▶ _Exercise_
Gather each line in the entries that includes the string "chevron".

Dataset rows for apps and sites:
======

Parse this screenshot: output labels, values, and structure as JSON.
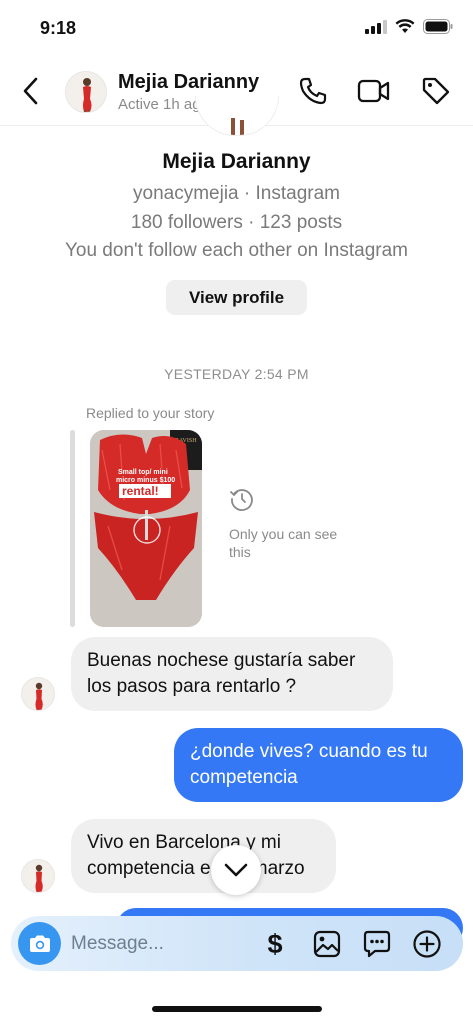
{
  "status_bar": {
    "time": "9:18"
  },
  "header": {
    "name": "Mejia Darianny",
    "status": "Active 1h ago"
  },
  "profile": {
    "name": "Mejia Darianny",
    "handle_line": "yonacymejia · Instagram",
    "stats_line": "180 followers · 123 posts",
    "follow_line": "You don't follow each other on Instagram",
    "view_profile_label": "View profile"
  },
  "thread": {
    "date_separator": "YESTERDAY 2:54 PM",
    "story_reply": {
      "label": "Replied to your story",
      "story_lines": [
        "Small top/ mini",
        "micro minus $100"
      ],
      "story_highlight": "rental!",
      "brand_text": "RAVISH",
      "hidden_note": "Only you can see this"
    },
    "messages": [
      {
        "from": "them",
        "text": "Buenas nochese gustaría saber los pasos para rentarlo ?"
      },
      {
        "from": "me",
        "text": "¿donde vives? cuando es tu competencia"
      },
      {
        "from": "them",
        "text": "Vivo en Barcelona y mi competencia es en marzo"
      }
    ]
  },
  "composer": {
    "placeholder": "Message..."
  },
  "icons": {
    "back": "chevron-left-icon",
    "call": "phone-icon",
    "video": "video-camera-icon",
    "tag": "tag-icon",
    "camera": "camera-icon",
    "payment": "dollar-icon",
    "gallery": "image-icon",
    "sticker": "chat-bubble-dots-icon",
    "more": "plus-circle-icon",
    "scroll": "chevron-down-icon"
  },
  "colors": {
    "accent_blue": "#3478f6",
    "camera_blue": "#3797f0",
    "incoming_bubble": "#efefef",
    "story_red": "#d42a28"
  }
}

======

▶ _Written answer_
    "back": "chevron-left-icon",
    "scroll": "chevron-down-icon"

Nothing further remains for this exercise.